2 min.
star letter

Death of a legend I was deeply saddened to learn of the death of the industrial designer Rick Dickinson (Shopper 367). This would be a great opportunity to celebrate Rick’s contribution to British computer design (and later, industrial design in general) with a proper article. As he said in an interview, “Sinclair products were born out of staggering innovation and clever shortcuts to get things into ever smaller packages at lower costs”. He was a vital part of that process, with some very clever design solutions. A couple of years ago I emailed Rick and told him that my first computer was a Sinclair ZX81, followed by a Spectrum 48k, then a Spectrum 48k+, then a Spectrum +2. He took the time to reply and said that many people in their thirties…

5 min.

letters@computershopper.co.uk Sold a PUP? I read with interest ‘The 31 ways to super speed your PC’ (Shopper 367), in which you recommend using iObit Uninstaller. I have used this program (the paid-for version) as it was recommended by its stablemate – Advanced SystemCare (ASC), available in your free software selection (see page 77) – in a previous reincarnation of boosting your computer speed. I used them for a few years but started to lose faith as ASC kept saying I should download ‘Driver Booster’, which I did – the free version. I ran the program regularly but found it said drivers it allegedly updated were shown as out of date, and if I bought the upgrade it could update other drivers. ASC also kept stating I should use iObit Uninstaller to remove unwanted browser add-ons,…

4 min.
possessive behaviour

letters@computershopper.co.uk ONCE UPON A time, there was a very rich man called John Lennon, who wrote a popular song with the line, ‘Imagine no possessions, I wonder if you can’. Well, I have a friend called Verity and she not only imagines no possessions, she’s put theory into practice in the real world. And it’s all thanks to online subscription services. My friend Verity used to own a lot of material things, but now she owns almost nothing at all. Like most of the population, Verity has never owned a mobile phone. She has always preferred to rent one and upgrade to the latest model and ickiest colour, as the fancy takes her. Her little flat is owned by the housing cooperative, her big electric wheelchair is leased from Help the Aged,…

4 min.
unwelcome guests
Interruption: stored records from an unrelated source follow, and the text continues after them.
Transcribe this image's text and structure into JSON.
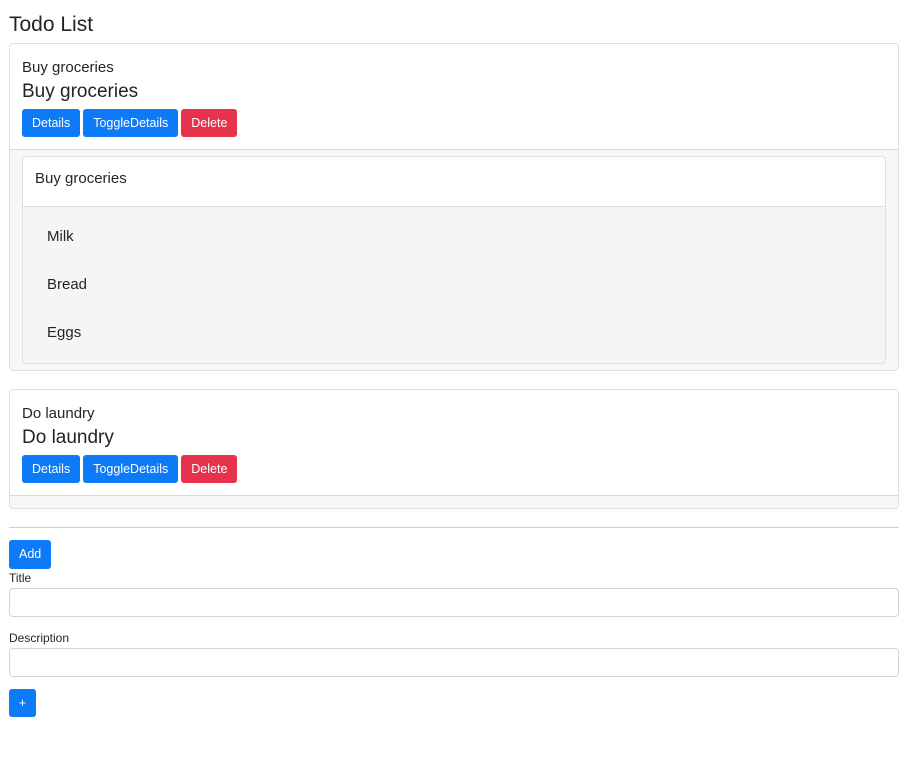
{
  "page": {
    "title": "Todo List"
  },
  "todos": [
    {
      "subtitle": "Buy groceries",
      "title": "Buy groceries",
      "buttons": {
        "details": "Details",
        "toggle": "ToggleDetails",
        "delete": "Delete"
      },
      "details": {
        "header": "Buy groceries",
        "items": [
          "Milk",
          "Bread",
          "Eggs"
        ]
      }
    },
    {
      "subtitle": "Do laundry",
      "title": "Do laundry",
      "buttons": {
        "details": "Details",
        "toggle": "ToggleDetails",
        "delete": "Delete"
      }
    }
  ],
  "form": {
    "add_label": "Add",
    "title_label": "Title",
    "title_value": "",
    "description_label": "Description",
    "description_value": "",
    "submit_label": "+"
  },
  "colors": {
    "primary": "#0d7bf7",
    "danger": "#e5334b"
  }
}
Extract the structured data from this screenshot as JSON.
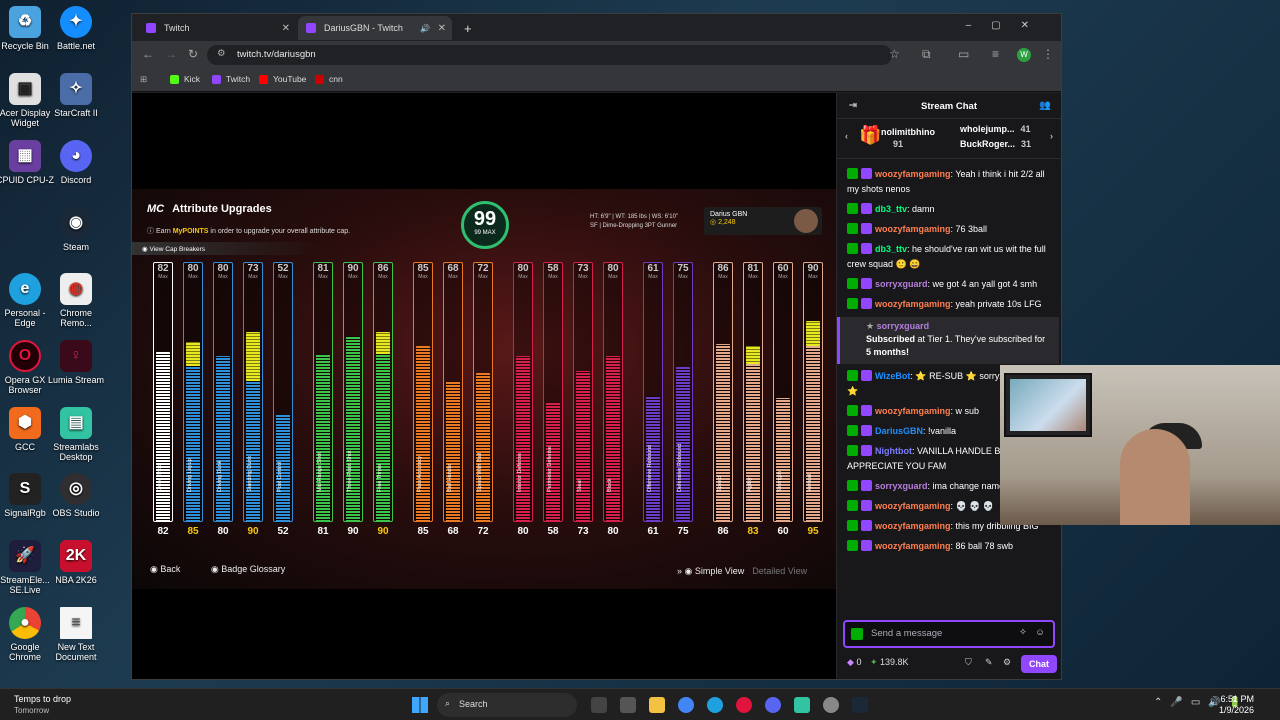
{
  "desktop_icons": [
    {
      "label": "Recycle Bin",
      "icon": "recycle-bin-icon",
      "color": "#4aa3df"
    },
    {
      "label": "Battle.net",
      "icon": "battle-net-icon",
      "color": "#148eff"
    },
    {
      "label": "Acer Display Widget",
      "icon": "display-widget-icon",
      "color": "#e0e0e0"
    },
    {
      "label": "StarCraft II",
      "icon": "starcraft-icon",
      "color": "#4a6da8"
    },
    {
      "label": "CPUID CPU-Z",
      "icon": "cpuz-icon",
      "color": "#6b3fa0"
    },
    {
      "label": "Discord",
      "icon": "discord-icon",
      "color": "#5865f2"
    },
    {
      "label": "Steam",
      "icon": "steam-icon",
      "color": "#1b2838"
    },
    {
      "label": "Personal - Edge",
      "icon": "edge-icon",
      "color": "#1fa1e0"
    },
    {
      "label": "Chrome Remo...",
      "icon": "chrome-remote-icon",
      "color": "#d93025"
    },
    {
      "label": "Opera GX Browser",
      "icon": "opera-gx-icon",
      "color": "#e0143c"
    },
    {
      "label": "Lumia Stream",
      "icon": "lumia-stream-icon",
      "color": "#e0245e"
    },
    {
      "label": "GCC",
      "icon": "gcc-icon",
      "color": "#f26b1d"
    },
    {
      "label": "Streamlabs Desktop",
      "icon": "streamlabs-icon",
      "color": "#31c3a2"
    },
    {
      "label": "SignalRgb",
      "icon": "signalrgb-icon",
      "color": "#222222"
    },
    {
      "label": "OBS Studio",
      "icon": "obs-icon",
      "color": "#302e31"
    },
    {
      "label": "StreamEle... SE.Live",
      "icon": "streamelements-icon",
      "color": "#1e1e3c"
    },
    {
      "label": "NBA 2K26",
      "icon": "nba2k-icon",
      "color": "#c8102e"
    },
    {
      "label": "Google Chrome",
      "icon": "chrome-icon",
      "color": "#4285f4"
    },
    {
      "label": "New Text Document",
      "icon": "text-document-icon",
      "color": "#f5f5f5"
    }
  ],
  "browser": {
    "tabs": [
      {
        "label": "Twitch",
        "active": false
      },
      {
        "label": "DariusGBN - Twitch",
        "active": true
      }
    ],
    "new_tab": "+",
    "url": "twitch.tv/dariusgbn",
    "bookmarks": [
      {
        "label": "Kick",
        "color": "#53fc18"
      },
      {
        "label": "Twitch",
        "color": "#9146ff"
      },
      {
        "label": "YouTube",
        "color": "#ff0000"
      },
      {
        "label": "cnn",
        "color": "#cc0000"
      }
    ],
    "profile_initial": "W"
  },
  "game": {
    "logo": "MC",
    "title": "Attribute Upgrades",
    "subtitle_pre": "Earn ",
    "subtitle_em": "MyPOINTS",
    "subtitle_post": " in order to upgrade your overall attribute cap.",
    "cap_breakers": "View Cap Breakers",
    "overall": "99",
    "overall_label": "99 MAX",
    "stats_line1": "HT: 6'9\"  |  WT: 185 lbs  |  WS: 6'10\"",
    "stats_line2": "SF  |  Dime-Dropping 3PT Gunner",
    "player_name": "Darius GBN",
    "player_vc": "2,248",
    "max_label": "Max",
    "attributes": [
      {
        "name": "Close Shot",
        "cap": "82",
        "current": "82",
        "value": 82,
        "color": "#ffffff"
      },
      {
        "name": "Driving Layup",
        "cap": "80",
        "current": "85",
        "value": 85,
        "color": "#2f8fd8"
      },
      {
        "name": "Driving Dunk",
        "cap": "80",
        "current": "80",
        "value": 80,
        "color": "#2f8fd8"
      },
      {
        "name": "Standing Dunk",
        "cap": "73",
        "current": "90",
        "value": 90,
        "color": "#2f8fd8"
      },
      {
        "name": "Post Control",
        "cap": "52",
        "current": "52",
        "value": 52,
        "color": "#2f8fd8"
      },
      {
        "name": "Mid-Range Shot",
        "cap": "81",
        "current": "81",
        "value": 81,
        "color": "#3cc34a"
      },
      {
        "name": "Three-Point Shot",
        "cap": "90",
        "current": "90",
        "value": 90,
        "color": "#3cc34a"
      },
      {
        "name": "Free Throw",
        "cap": "86",
        "current": "90",
        "value": 90,
        "color": "#3cc34a"
      },
      {
        "name": "Pass Accuracy",
        "cap": "85",
        "current": "85",
        "value": 85,
        "color": "#e97a23"
      },
      {
        "name": "Ball Handle",
        "cap": "68",
        "current": "68",
        "value": 68,
        "color": "#e97a23"
      },
      {
        "name": "Speed With Ball",
        "cap": "72",
        "current": "72",
        "value": 72,
        "color": "#e97a23"
      },
      {
        "name": "Interior Defense",
        "cap": "80",
        "current": "80",
        "value": 80,
        "color": "#d81e4a"
      },
      {
        "name": "Perimeter Defense",
        "cap": "58",
        "current": "58",
        "value": 58,
        "color": "#d81e4a"
      },
      {
        "name": "Steal",
        "cap": "73",
        "current": "73",
        "value": 73,
        "color": "#d81e4a"
      },
      {
        "name": "Block",
        "cap": "80",
        "current": "80",
        "value": 80,
        "color": "#d81e4a"
      },
      {
        "name": "Offensive Rebound",
        "cap": "61",
        "current": "61",
        "value": 61,
        "color": "#6a3cc8"
      },
      {
        "name": "Defensive Rebound",
        "cap": "75",
        "current": "75",
        "value": 75,
        "color": "#6a3cc8"
      },
      {
        "name": "Speed",
        "cap": "86",
        "current": "86",
        "value": 86,
        "color": "#e3a98a"
      },
      {
        "name": "Agility",
        "cap": "81",
        "current": "83",
        "value": 83,
        "color": "#e3a98a"
      },
      {
        "name": "Strength",
        "cap": "60",
        "current": "60",
        "value": 60,
        "color": "#e3a98a"
      },
      {
        "name": "Vertical",
        "cap": "90",
        "current": "95",
        "value": 95,
        "color": "#e3a98a"
      }
    ],
    "footer": {
      "back": "Back",
      "badge_glossary": "Badge Glossary",
      "simple_view": "Simple View",
      "detailed_view": "Detailed View"
    }
  },
  "chat": {
    "title": "Stream Chat",
    "gifters": [
      {
        "name": "nolimitbhino",
        "count": "91"
      },
      {
        "name": "wholejump...",
        "count": "41"
      },
      {
        "name": "BuckRoger...",
        "count": "31"
      }
    ],
    "messages": [
      {
        "user": "woozyfamgaming",
        "color": "#ff7f50",
        "text": ": Yeah i think i hit 2/2 all my shots nenos"
      },
      {
        "user": "db3_ttv",
        "color": "#00ff7f",
        "text": ": damn"
      },
      {
        "user": "woozyfamgaming",
        "color": "#ff7f50",
        "text": ": 76 3ball"
      },
      {
        "user": "db3_ttv",
        "color": "#00ff7f",
        "text": ": he should've ran wit us wit the full crew squad 🙂 😄"
      },
      {
        "user": "sorryxguard",
        "color": "#b57edc",
        "text": ": we got 4 an yall got 4 smh"
      },
      {
        "user": "woozyfamgaming",
        "color": "#ff7f50",
        "text": ": yeah private 10s LFG"
      }
    ],
    "sub_notice": {
      "user": "sorryxguard",
      "line1_b": "Subscribed",
      "line1": " at Tier 1. They've subscribed for ",
      "months": "5 months!"
    },
    "messages2": [
      {
        "user": "WizeBot",
        "color": "#1e90ff",
        "text": ": ⭐ RE-SUB ⭐ sorryxguard (+1) ⭐"
      },
      {
        "user": "woozyfamgaming",
        "color": "#ff7f50",
        "text": ": w sub"
      },
      {
        "user": "DariusGBN",
        "color": "#1e90ff",
        "text": ": !vanilla"
      },
      {
        "user": "Nightbot",
        "color": "#7c7cff",
        "text": ": VANILLA HANDLE BUILDING!! APPRECIATE YOU FAM"
      },
      {
        "user": "sorryxguard",
        "color": "#b57edc",
        "text": ": ima change name back"
      },
      {
        "user": "woozyfamgaming",
        "color": "#ff7f50",
        "text": ": 💀 💀 💀"
      },
      {
        "user": "woozyfamgaming",
        "color": "#ff7f50",
        "text": ": this my dribbling BIG"
      },
      {
        "user": "woozyfamgaming",
        "color": "#ff7f50",
        "text": ": 86 ball 78 swb"
      }
    ],
    "input_placeholder": "Send a message",
    "points": "0",
    "viewer_points": "139.8K",
    "chat_button": "Chat"
  },
  "taskbar": {
    "weather_line1": "Temps to drop",
    "weather_line2": "Tomorrow",
    "search": "Search",
    "time": "6:51 PM",
    "date": "1/9/2026"
  }
}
I WAS TESTING out features on a Netgear router, and happened to enable both the guest network and the Circle parental controls at the same time. Something strange started to happen: the Circle app on my phone buzzed at odd points in the day, warning there was a new device on the network, such as Paulasiphone. Not knowing anyone called Paula, I was a little worried. Had my Wi-Fi password been hacked and were people using my bandwidth for free? Apparently not. There was something else going on: an open guest network. The default Netgear guest network has no security on it and is called Netgear-Guest. Given how popular Netgear routers are, there are bound to be a lot of people that have connected to a network called this in the past. As…

4 min.
rants & raves

Roland Moore-Colyer RAVES AS A TECH fan and journalist, the very latest high-end tech is a tantalising prospect. And I’m lucky enough to get my hands on some of the best flagship smartphones, laptops and gear available. But recently I’ve been changing my mind. Messing around with the latest gadgets is great, but high-end tech is losing its appeal. That’s thanks to just how good a lot of mid-range tech is these days. Take Samsung’s Note 9 (page 14): it offers the very best in smartphone tech the South Korean electronics giant can offer. It’s more of everything that made previous Galaxy and Note phones special, but it pushes dangerously close to the £1,000 mark; that’s a lot of notes for a Note device that will be out of date in 12 months. But…